@ChrisTaylor Indeed, I have. Would this be a better choice? – draks ... May 23 '12 at 13:46
I have no idea, but it makes the integrals easier. – Chris Taylor May 23 '12 at 13:48
@draks: Are you saying you define for $\varphi \in D$: $$\Delta(\varphi) := \lim_{a\to 0}\int_{-\infty}^\infty\int_{-\infty}^\infty\Delta_a(x-t)\Delta_a(x+t) \varphi(t) dt dx,$$ – Vobo May 24 '12 at 7:27
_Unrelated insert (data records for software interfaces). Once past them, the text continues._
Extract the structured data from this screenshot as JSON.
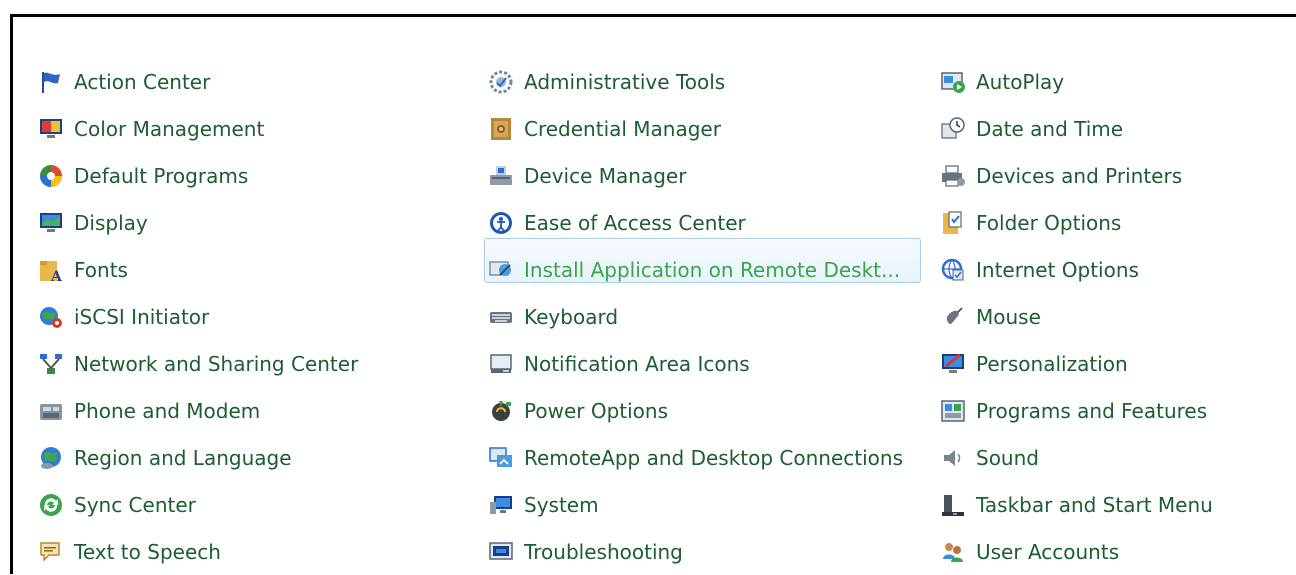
{
  "colors": {
    "link": "#1c5d31",
    "link_hover": "#3aa54d",
    "hover_border": "#a9cfe8"
  },
  "columns": [
    {
      "items": [
        {
          "label": "Action Center",
          "icon": "flag-icon"
        },
        {
          "label": "Color Management",
          "icon": "color-monitor-icon"
        },
        {
          "label": "Default Programs",
          "icon": "default-programs-icon"
        },
        {
          "label": "Display",
          "icon": "display-icon"
        },
        {
          "label": "Fonts",
          "icon": "fonts-folder-icon"
        },
        {
          "label": "iSCSI Initiator",
          "icon": "globe-network-icon"
        },
        {
          "label": "Network and Sharing Center",
          "icon": "network-icon"
        },
        {
          "label": "Phone and Modem",
          "icon": "phone-icon"
        },
        {
          "label": "Region and Language",
          "icon": "globe-icon"
        },
        {
          "label": "Sync Center",
          "icon": "sync-icon"
        },
        {
          "label": "Text to Speech",
          "icon": "speech-icon"
        }
      ]
    },
    {
      "items": [
        {
          "label": "Administrative Tools",
          "icon": "admin-tools-icon"
        },
        {
          "label": "Credential Manager",
          "icon": "vault-icon"
        },
        {
          "label": "Device Manager",
          "icon": "device-manager-icon"
        },
        {
          "label": "Ease of Access Center",
          "icon": "ease-of-access-icon"
        },
        {
          "label": "Install Application on Remote Deskt...",
          "icon": "install-remote-icon",
          "hover": true
        },
        {
          "label": "Keyboard",
          "icon": "keyboard-icon"
        },
        {
          "label": "Notification Area Icons",
          "icon": "notification-icon"
        },
        {
          "label": "Power Options",
          "icon": "power-icon"
        },
        {
          "label": "RemoteApp and Desktop Connections",
          "icon": "remoteapp-icon"
        },
        {
          "label": "System",
          "icon": "system-icon"
        },
        {
          "label": "Troubleshooting",
          "icon": "troubleshooting-icon"
        }
      ]
    },
    {
      "items": [
        {
          "label": "AutoPlay",
          "icon": "autoplay-icon"
        },
        {
          "label": "Date and Time",
          "icon": "clock-icon"
        },
        {
          "label": "Devices and Printers",
          "icon": "printer-icon"
        },
        {
          "label": "Folder Options",
          "icon": "folder-options-icon"
        },
        {
          "label": "Internet Options",
          "icon": "internet-options-icon"
        },
        {
          "label": "Mouse",
          "icon": "mouse-icon"
        },
        {
          "label": "Personalization",
          "icon": "personalization-icon"
        },
        {
          "label": "Programs and Features",
          "icon": "programs-icon"
        },
        {
          "label": "Sound",
          "icon": "speaker-icon"
        },
        {
          "label": "Taskbar and Start Menu",
          "icon": "taskbar-icon"
        },
        {
          "label": "User Accounts",
          "icon": "users-icon"
        }
      ]
    }
  ]
}
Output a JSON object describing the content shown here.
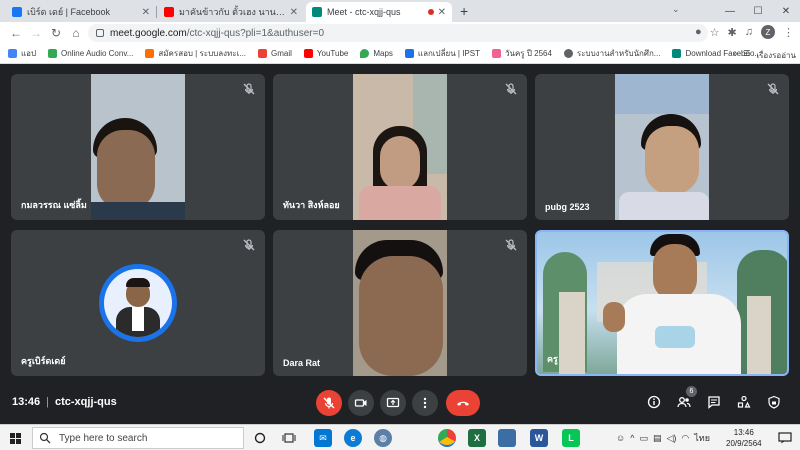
{
  "browser": {
    "tabs": [
      {
        "title": "เบิร์ด เดย์ | Facebook",
        "favicon_color": "#1877f2",
        "active": false
      },
      {
        "title": "มาคันข้าวกับ ตั้วเฮง นานาวิ ประเทศ",
        "favicon_color": "#ff0000",
        "active": false
      },
      {
        "title": "Meet - ctc-xqjj-qus",
        "favicon_color": "#00897b",
        "active": true
      }
    ],
    "new_tab": "+",
    "window_controls": {
      "minimize": "—",
      "maximize": "☐",
      "close": "✕"
    },
    "url_host": "meet.google.com",
    "url_path": "/ctc-xqjj-qus?pli=1&authuser=0",
    "profile_initial": "Z",
    "bookmarks": [
      {
        "label": "แอป",
        "color": "#4285f4"
      },
      {
        "label": "Online Audio Conv...",
        "color": "#34a853"
      },
      {
        "label": "สมัครสอบ | ระบบลงทะเ...",
        "color": "#ff6d00"
      },
      {
        "label": "Gmail",
        "color": "#ea4335"
      },
      {
        "label": "YouTube",
        "color": "#ff0000"
      },
      {
        "label": "Maps",
        "color": "#34a853"
      },
      {
        "label": "แลกเปลี่ยน | IPST",
        "color": "#1a73e8"
      },
      {
        "label": "วันครู ปี 2564",
        "color": "#f06292"
      },
      {
        "label": "ระบบงานสำหรับนักศึก...",
        "color": "#5f6368"
      },
      {
        "label": "Download Faceboo...",
        "color": "#00897b"
      }
    ],
    "bookmarks_more": "»",
    "reading_list": "เรื่องรออ่าน"
  },
  "meet": {
    "participants": [
      {
        "name": "กมลวรรณ แซ่ลิ้ม",
        "muted": true,
        "kind": "video",
        "bg": "#b9c3cb",
        "skin": "#8a6a52",
        "hair": "#1a1410"
      },
      {
        "name": "ทันวา สิงห์ลอย",
        "muted": true,
        "kind": "video",
        "bg": "#c9b9a8",
        "skin": "#c29c82",
        "hair": "#1c1612"
      },
      {
        "name": "pubg 2523",
        "muted": true,
        "kind": "video",
        "bg": "#b7c3cf",
        "skin": "#c4a080",
        "hair": "#151210"
      },
      {
        "name": "ครูเบิร์ดเดย์",
        "muted": true,
        "kind": "avatar",
        "ring": "#1a73e8"
      },
      {
        "name": "Dara Rat",
        "muted": true,
        "kind": "video",
        "bg": "#a39a8c",
        "skin": "#8c6a52",
        "hair": "#141010"
      },
      {
        "name": "ครู",
        "muted": false,
        "kind": "presenter",
        "bg": "#7fb2d8",
        "skin": "#a77a58",
        "hair": "#141010"
      }
    ],
    "meeting_time": "13:46",
    "meeting_code": "ctc-xqjj-qus",
    "people_count": "6"
  },
  "taskbar": {
    "search_placeholder": "Type here to search",
    "apps": [
      {
        "name": "edge",
        "color": "#0c7bd5",
        "glyph": "e"
      },
      {
        "name": "chrome",
        "color": "#ea4335",
        "glyph": ""
      },
      {
        "name": "excel",
        "color": "#1d6f42",
        "glyph": "X"
      },
      {
        "name": "photos",
        "color": "#3b6ea5",
        "glyph": ""
      },
      {
        "name": "word",
        "color": "#2b579a",
        "glyph": "W"
      },
      {
        "name": "line",
        "color": "#06c755",
        "glyph": "L"
      }
    ],
    "lang": "ไทย",
    "time": "13:46",
    "date": "20/9/2564"
  }
}
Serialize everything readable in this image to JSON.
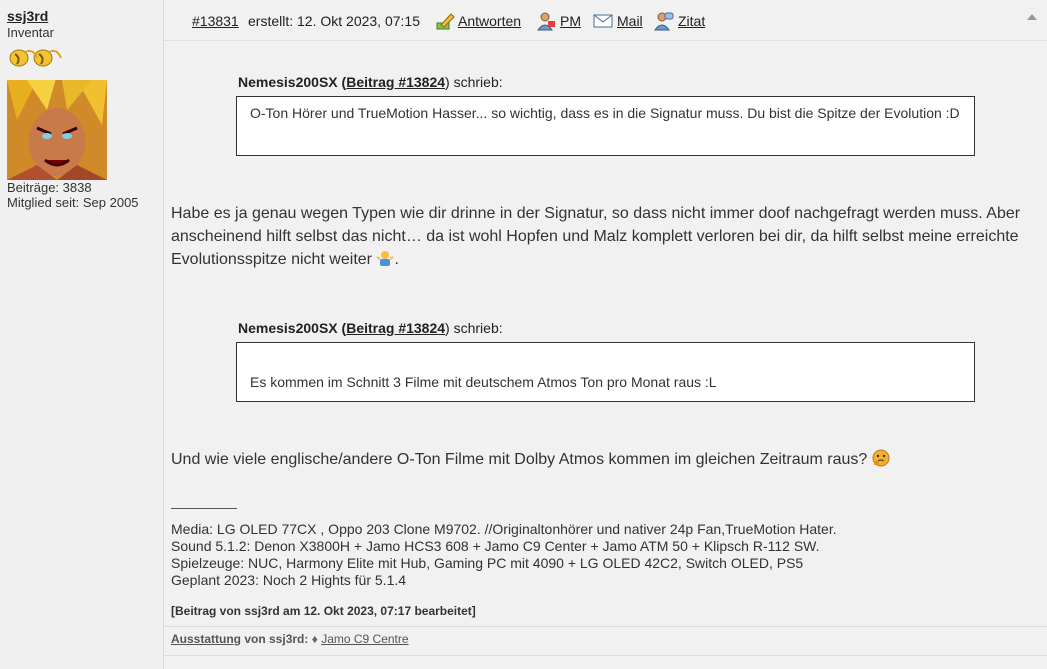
{
  "author": {
    "username": "ssj3rd",
    "rank": "Inventar",
    "posts": "Beiträge: 3838",
    "member_since": "Mitglied seit: Sep 2005"
  },
  "post_header": {
    "post_number": "#13831",
    "created": "erstellt: 12. Okt 2023, 07:15",
    "reply": "Antworten",
    "pm": "PM",
    "mail": "Mail",
    "quote": "Zitat"
  },
  "quotes": [
    {
      "author": "Nemesis200SX",
      "open_paren": "(",
      "link": "Beitrag #13824",
      "close_said": ") schrieb:",
      "text": "O-Ton Hörer und TrueMotion Hasser... so wichtig, dass es in die Signatur muss. Du bist die Spitze der Evolution :D"
    },
    {
      "author": "Nemesis200SX",
      "open_paren": "(",
      "link": "Beitrag #13824",
      "close_said": ") schrieb:",
      "text": "Es kommen im Schnitt 3 Filme mit deutschem Atmos Ton pro Monat raus :L"
    }
  ],
  "body": {
    "paragraph1": "Habe es ja genau wegen Typen wie dir drinne in der Signatur, so dass nicht immer doof nachgefragt werden muss. Aber anscheinend hilft selbst das nicht… da ist wohl Hopfen und Malz komplett verloren bei dir, da hilft selbst meine erreichte Evolutionsspitze nicht weiter",
    "paragraph1_end": ".",
    "paragraph2": "Und wie viele englische/andere O-Ton Filme mit Dolby Atmos kommen im gleichen Zeitraum raus?"
  },
  "signature": {
    "lines": [
      "Media: LG OLED 77CX , Oppo 203 Clone M9702. //Originaltonhörer und nativer 24p Fan,TrueMotion Hater.",
      "Sound 5.1.2: Denon X3800H + Jamo HCS3 608 + Jamo C9 Center + Jamo ATM 50 + Klipsch R-112 SW.",
      "Spielzeuge: NUC, Harmony Elite mit Hub, Gaming PC mit 4090 + LG OLED 42C2, Switch OLED, PS5",
      "Geplant 2023: Noch 2 Hights für 5.1.4"
    ]
  },
  "edited": "[Beitrag von ssj3rd am 12. Okt 2023, 07:17 bearbeitet]",
  "footer": {
    "label": "Ausstattung",
    "by": "von ssj3rd:",
    "bullet": "♦",
    "item": "Jamo C9 Centre"
  },
  "colors": {
    "background": "#f1f1f1",
    "quote_border": "#333333",
    "text": "#333333"
  }
}
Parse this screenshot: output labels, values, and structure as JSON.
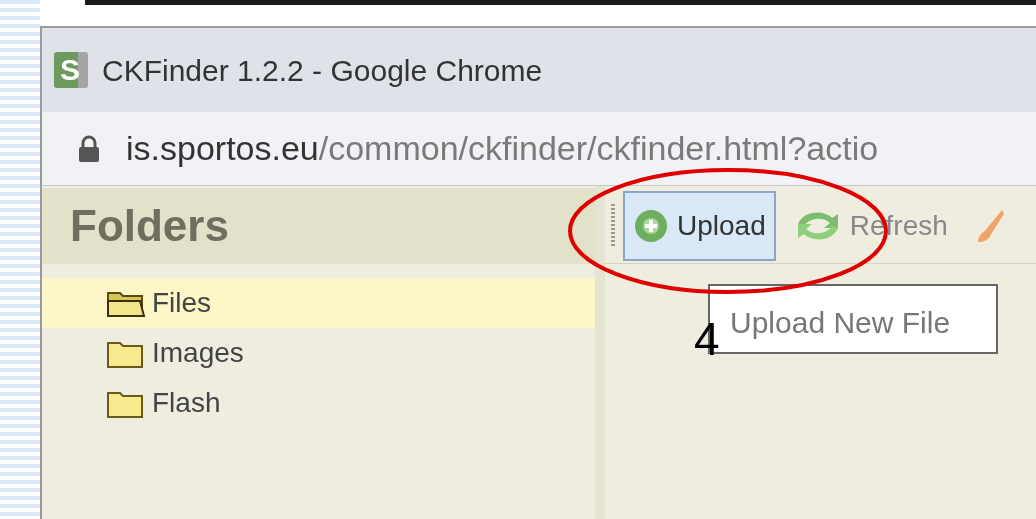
{
  "window": {
    "title": "CKFinder 1.2.2 - Google Chrome",
    "favicon": "S"
  },
  "address_bar": {
    "host": "is.sportos.eu",
    "path": "/common/ckfinder/ckfinder.html?actio"
  },
  "folders": {
    "title": "Folders",
    "items": [
      {
        "label": "Files",
        "selected": true
      },
      {
        "label": "Images",
        "selected": false
      },
      {
        "label": "Flash",
        "selected": false
      }
    ]
  },
  "toolbar": {
    "buttons": [
      {
        "kind": "upload",
        "label": "Upload",
        "selected": true
      },
      {
        "kind": "refresh",
        "label": "Refresh",
        "selected": false
      },
      {
        "kind": "brush"
      }
    ]
  },
  "tooltip": "Upload New File",
  "annotation": {
    "number": "4"
  }
}
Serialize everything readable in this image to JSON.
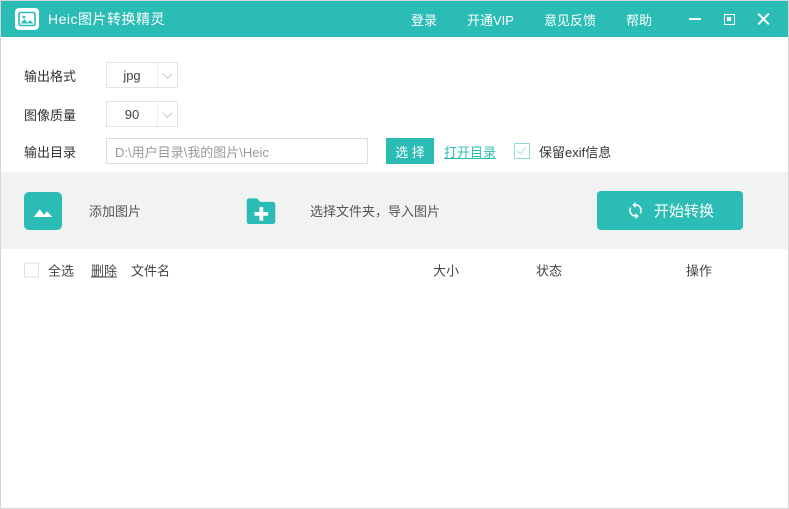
{
  "titlebar": {
    "title": "Heic图片转换精灵",
    "menu": [
      {
        "label": "登录"
      },
      {
        "label": "开通VIP"
      },
      {
        "label": "意见反馈"
      },
      {
        "label": "帮助"
      }
    ]
  },
  "form": {
    "output_format_label": "输出格式",
    "output_format_value": "jpg",
    "image_quality_label": "图像质量",
    "image_quality_value": "90",
    "output_dir_label": "输出目录",
    "output_dir_value": "D:\\用户目录\\我的图片\\Heic",
    "choose_button": "选 择",
    "open_dir_link": "打开目录",
    "exif_label": "保留exif信息",
    "exif_checked": true
  },
  "actions": {
    "add_images_label": "添加图片",
    "import_folder_label": "选择文件夹，导入图片",
    "start_convert_label": "开始转换"
  },
  "table": {
    "select_all_label": "全选",
    "delete_label": "删除",
    "col_filename": "文件名",
    "col_size": "大小",
    "col_status": "状态",
    "col_operation": "操作",
    "rows": []
  },
  "colors": {
    "accent": "#2bbdb5",
    "band_bg": "#f1f2f2"
  }
}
@Vobo is integration over $t$ needed, since the only contribution will be for $t=0$. Then it boils down to $\int_{-\infty}^\infty\delta(x)f(x)dx=f(0)$. But maybe I didn't get you right. My idea was just to get an analogy for $\delta(x)$ the has some multiplicative properities, thet $\delta$ lacks, see the linked question and discussions therein. – draks ... May 24 '12 at 8:23